Politico: It's the GOP's race to lose
Politico gives the lay of the land 24 hours before thte polls open:
In the waning days of Election 2014, key Senate races that had been razor-close affairs for months have moved toward Republicans — from the open seats of Iowa and Georgia to challenges to incumbents in Arkansas and Alaska. Kentucky appeared to move off the map with Mitch McConnell — poised to replace Harry Reid as majority leader next year — opening a decisive lead.
Democrats still have a path to hold on. Republicans could lose Kansas and Georgia — which would mean they’d need to net eight seats elsewhere instead of six, a tall task. And the GOP needs to achieve a feat that has eluded the party since 1980: toppling more than two sitting senators in a single election.
But the national atmosphere, namely President Barack Obama’s unpopularity, may be more than Democrats’ historic investment in turnout can overcome.

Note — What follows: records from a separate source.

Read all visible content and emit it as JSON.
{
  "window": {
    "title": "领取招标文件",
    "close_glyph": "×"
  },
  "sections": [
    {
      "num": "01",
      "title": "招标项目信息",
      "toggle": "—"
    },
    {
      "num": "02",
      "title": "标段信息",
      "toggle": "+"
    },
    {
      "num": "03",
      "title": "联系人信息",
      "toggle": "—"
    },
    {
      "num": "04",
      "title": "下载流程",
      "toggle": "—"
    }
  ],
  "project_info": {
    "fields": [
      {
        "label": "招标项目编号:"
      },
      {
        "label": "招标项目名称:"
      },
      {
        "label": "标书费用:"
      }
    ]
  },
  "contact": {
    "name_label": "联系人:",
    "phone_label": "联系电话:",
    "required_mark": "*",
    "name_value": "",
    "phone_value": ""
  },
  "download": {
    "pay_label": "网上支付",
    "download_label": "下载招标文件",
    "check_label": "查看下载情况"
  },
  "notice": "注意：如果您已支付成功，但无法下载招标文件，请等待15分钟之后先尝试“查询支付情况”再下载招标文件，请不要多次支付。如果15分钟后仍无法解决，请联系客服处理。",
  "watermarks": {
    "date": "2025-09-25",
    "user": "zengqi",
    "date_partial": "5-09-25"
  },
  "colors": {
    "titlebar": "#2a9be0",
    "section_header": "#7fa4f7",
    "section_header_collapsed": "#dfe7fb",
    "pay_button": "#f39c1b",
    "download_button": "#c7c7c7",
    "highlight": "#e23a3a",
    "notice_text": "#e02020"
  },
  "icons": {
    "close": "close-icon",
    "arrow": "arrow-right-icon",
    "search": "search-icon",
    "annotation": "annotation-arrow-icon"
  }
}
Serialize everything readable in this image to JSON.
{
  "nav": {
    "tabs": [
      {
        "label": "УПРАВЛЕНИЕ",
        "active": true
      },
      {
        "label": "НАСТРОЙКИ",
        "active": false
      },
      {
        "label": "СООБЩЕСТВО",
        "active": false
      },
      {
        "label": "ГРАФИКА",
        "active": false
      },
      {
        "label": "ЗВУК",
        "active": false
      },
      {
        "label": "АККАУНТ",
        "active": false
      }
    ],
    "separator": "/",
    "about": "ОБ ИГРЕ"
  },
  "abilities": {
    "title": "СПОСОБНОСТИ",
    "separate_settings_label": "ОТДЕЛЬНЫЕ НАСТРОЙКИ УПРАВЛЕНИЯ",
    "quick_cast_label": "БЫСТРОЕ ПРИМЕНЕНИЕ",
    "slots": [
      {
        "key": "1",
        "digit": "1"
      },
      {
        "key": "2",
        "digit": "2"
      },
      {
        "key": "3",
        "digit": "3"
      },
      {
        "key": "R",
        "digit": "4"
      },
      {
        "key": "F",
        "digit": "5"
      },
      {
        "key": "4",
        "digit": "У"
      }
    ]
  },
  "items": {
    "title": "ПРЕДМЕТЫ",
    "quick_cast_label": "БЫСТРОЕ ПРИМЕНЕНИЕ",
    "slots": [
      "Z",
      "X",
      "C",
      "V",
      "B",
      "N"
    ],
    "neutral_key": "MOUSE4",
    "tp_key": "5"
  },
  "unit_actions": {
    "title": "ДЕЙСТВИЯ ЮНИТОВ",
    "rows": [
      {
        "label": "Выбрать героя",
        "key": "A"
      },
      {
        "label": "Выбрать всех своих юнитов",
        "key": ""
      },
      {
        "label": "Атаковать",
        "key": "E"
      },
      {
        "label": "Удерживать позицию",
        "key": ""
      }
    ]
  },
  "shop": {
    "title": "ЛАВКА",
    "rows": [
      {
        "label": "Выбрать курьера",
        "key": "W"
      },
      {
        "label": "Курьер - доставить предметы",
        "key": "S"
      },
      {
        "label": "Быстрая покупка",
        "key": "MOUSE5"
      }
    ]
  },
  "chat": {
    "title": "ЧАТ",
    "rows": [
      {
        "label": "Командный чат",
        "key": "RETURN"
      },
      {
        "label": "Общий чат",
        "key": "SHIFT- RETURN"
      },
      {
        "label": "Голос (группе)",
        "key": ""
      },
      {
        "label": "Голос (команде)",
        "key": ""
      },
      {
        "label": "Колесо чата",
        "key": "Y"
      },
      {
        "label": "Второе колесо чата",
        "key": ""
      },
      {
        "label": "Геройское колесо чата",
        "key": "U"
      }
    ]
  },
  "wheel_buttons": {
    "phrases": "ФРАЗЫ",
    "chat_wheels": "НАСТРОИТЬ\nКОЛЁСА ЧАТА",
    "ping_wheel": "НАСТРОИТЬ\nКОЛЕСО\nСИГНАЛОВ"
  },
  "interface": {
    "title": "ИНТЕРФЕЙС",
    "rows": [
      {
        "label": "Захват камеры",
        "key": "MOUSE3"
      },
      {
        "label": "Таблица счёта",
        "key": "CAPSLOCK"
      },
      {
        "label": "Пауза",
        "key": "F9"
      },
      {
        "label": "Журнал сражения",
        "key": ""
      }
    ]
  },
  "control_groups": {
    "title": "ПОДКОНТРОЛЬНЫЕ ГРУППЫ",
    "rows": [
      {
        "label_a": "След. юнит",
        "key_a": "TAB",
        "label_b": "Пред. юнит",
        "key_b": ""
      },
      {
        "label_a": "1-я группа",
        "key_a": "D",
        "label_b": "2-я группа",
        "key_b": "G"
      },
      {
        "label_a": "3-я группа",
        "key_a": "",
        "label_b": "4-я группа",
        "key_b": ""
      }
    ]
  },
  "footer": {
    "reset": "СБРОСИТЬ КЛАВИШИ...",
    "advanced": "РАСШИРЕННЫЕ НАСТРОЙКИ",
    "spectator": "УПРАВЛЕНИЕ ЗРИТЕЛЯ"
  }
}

Republicans are certain to pick up open seats in the red states of Montana, South Dakota and West Virginia. They need to net three more to get the majority.
Arkansas looks likely to fall to Republican Rep. Tom Cotton. Louisiana is a likely GOP pickup, but it’s expected to go to a December runoff.
Democratic incumbents have an edge in New Hampshire and North Carolina, but polls have tightened in recent weeks.
Two polls from New Hampshire published today show the GOP's Scott Brown more than holding his own against Democratic incumbent Jean Shaheen. The WMUR-University of New Hanpshire poll gives Shaheen a 1-point lead, while the New England College poll gives Brown a 1-point edge. If this one is decided before midnight eastern, I will be very surprised. (If it's decided in the first hour or so for Brown...surf's up!)
More good news for Republicans comes from Colorado, where the Democratic-leaning PPP poll gives Gardner a 3-point lead over Senator Udall. A win for Republicans in both Iowa and Colorado would almost certainly give them a Senate majority.
In Alaska, GOP candidate Dan Sullivan bests incumbent Dem Senator Begich by one point in another PPP poll. AT's political correspondent Rich Baehr has pointed out on numerous occassions the problems with polling in Alaska. It's a Republican state, but unpredictable. If the race is as close as the polls suggest, we may not know the result for days as results trickle in from some of the most remote places in the U.S.
All in all, cause for optimism, but nothing is guaranteed.